Collection entries:
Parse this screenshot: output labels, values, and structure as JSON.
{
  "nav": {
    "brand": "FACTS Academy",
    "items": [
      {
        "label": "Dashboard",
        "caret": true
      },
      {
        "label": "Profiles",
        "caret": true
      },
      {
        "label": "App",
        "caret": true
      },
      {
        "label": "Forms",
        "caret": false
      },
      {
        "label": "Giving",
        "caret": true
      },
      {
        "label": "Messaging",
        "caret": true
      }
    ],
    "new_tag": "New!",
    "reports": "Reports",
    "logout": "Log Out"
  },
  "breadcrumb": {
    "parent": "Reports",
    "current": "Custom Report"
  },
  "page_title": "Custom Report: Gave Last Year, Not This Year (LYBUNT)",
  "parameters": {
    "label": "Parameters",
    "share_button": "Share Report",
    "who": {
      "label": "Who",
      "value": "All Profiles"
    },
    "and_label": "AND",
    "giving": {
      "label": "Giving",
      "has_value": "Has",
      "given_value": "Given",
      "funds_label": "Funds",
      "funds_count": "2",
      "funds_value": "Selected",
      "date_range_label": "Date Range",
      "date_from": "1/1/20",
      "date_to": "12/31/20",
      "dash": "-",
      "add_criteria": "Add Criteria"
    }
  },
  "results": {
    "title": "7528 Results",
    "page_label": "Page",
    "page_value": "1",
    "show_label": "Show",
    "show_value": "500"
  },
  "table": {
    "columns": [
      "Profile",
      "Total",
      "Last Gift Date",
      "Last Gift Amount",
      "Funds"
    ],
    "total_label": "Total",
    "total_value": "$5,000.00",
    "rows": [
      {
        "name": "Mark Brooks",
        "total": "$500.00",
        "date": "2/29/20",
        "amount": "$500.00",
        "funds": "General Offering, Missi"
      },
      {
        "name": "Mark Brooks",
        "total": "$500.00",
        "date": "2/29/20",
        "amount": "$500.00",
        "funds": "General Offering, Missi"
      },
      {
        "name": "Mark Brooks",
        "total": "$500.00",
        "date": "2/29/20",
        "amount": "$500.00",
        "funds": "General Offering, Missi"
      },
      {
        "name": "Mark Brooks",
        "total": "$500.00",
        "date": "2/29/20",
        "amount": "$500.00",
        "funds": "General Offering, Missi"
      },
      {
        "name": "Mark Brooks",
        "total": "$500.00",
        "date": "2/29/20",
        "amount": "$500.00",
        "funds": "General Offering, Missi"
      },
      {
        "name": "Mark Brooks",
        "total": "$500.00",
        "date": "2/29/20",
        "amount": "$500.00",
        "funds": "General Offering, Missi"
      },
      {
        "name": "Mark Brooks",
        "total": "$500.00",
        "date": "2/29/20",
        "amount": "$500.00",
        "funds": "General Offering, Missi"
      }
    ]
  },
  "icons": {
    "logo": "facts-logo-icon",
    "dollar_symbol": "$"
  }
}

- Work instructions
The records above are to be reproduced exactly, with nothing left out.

- Expected answer
Parse this screenshot: output labels, values, and structure as JSON.
{
  "nav": {
    "brand": "FACTS Academy",
    "items": [
      {
        "label": "Dashboard",
        "caret": true
      },
      {
        "label": "Profiles",
        "caret": true
      },
      {
        "label": "App",
        "caret": true
      },
      {
        "label": "Forms",
        "caret": false
      },
      {
        "label": "Giving",
        "caret": true
      },
      {
        "label": "Messaging",
        "caret": true
      }
    ],
    "new_tag": "New!",
    "reports": "Reports",
    "logout": "Log Out"
  },
  "breadcrumb": {
    "parent": "Reports",
    "current": "Custom Report"
  },
  "page_title": "Custom Report: Gave Last Year, Not This Year (LYBUNT)",
  "parameters": {
    "label": "Parameters",
    "share_button": "Share Report",
    "who": {
      "label": "Who",
      "value": "All Profiles"
    },
    "and_label": "AND",
    "giving": {
      "label": "Giving",
      "has_value": "Has",
      "given_value": "Given",
      "funds_label": "Funds",
      "funds_count": "2",
      "funds_value": "Selected",
      "date_range_label": "Date Range",
      "date_from": "1/1/20",
      "date_to": "12/31/20",
      "dash": "-",
      "add_criteria": "Add Criteria"
    }
  },
  "results": {
    "title": "7528 Results",
    "page_label": "Page",
    "page_value": "1",
    "show_label": "Show",
    "show_value": "500"
  },
  "table": {
    "columns": [
      "Profile",
      "Total",
      "Last Gift Date",
      "Last Gift Amount",
      "Funds"
    ],
    "total_label": "Total",
    "total_value": "$5,000.00",
    "rows": [
      {
        "name": "Mark Brooks",
        "total": "$500.00",
        "date": "2/29/20",
        "amount": "$500.00",
        "funds": "General Offering, Missi"
      },
      {
        "name": "Mark Brooks",
        "total": "$500.00",
        "date": "2/29/20",
        "amount": "$500.00",
        "funds": "General Offering, Missi"
      },
      {
        "name": "Mark Brooks",
        "total": "$500.00",
        "date": "2/29/20",
        "amount": "$500.00",
        "funds": "General Offering, Missi"
      },
      {
        "name": "Mark Brooks",
        "total": "$500.00",
        "date": "2/29/20",
        "amount": "$500.00",
        "funds": "General Offering, Missi"
      },
      {
        "name": "Mark Brooks",
        "total": "$500.00",
        "date": "2/29/20",
        "amount": "$500.00",
        "funds": "General Offering, Missi"
      },
      {
        "name": "Mark Brooks",
        "total": "$500.00",
        "date": "2/29/20",
        "amount": "$500.00",
        "funds": "General Offering, Missi"
      },
      {
        "name": "Mark Brooks",
        "total": "$500.00",
        "date": "2/29/20",
        "amount": "$500.00",
        "funds": "General Offering, Missi"
      }
    ]
  },
  "icons": {
    "logo": "facts-logo-icon",
    "dollar_symbol": "$"
  }
}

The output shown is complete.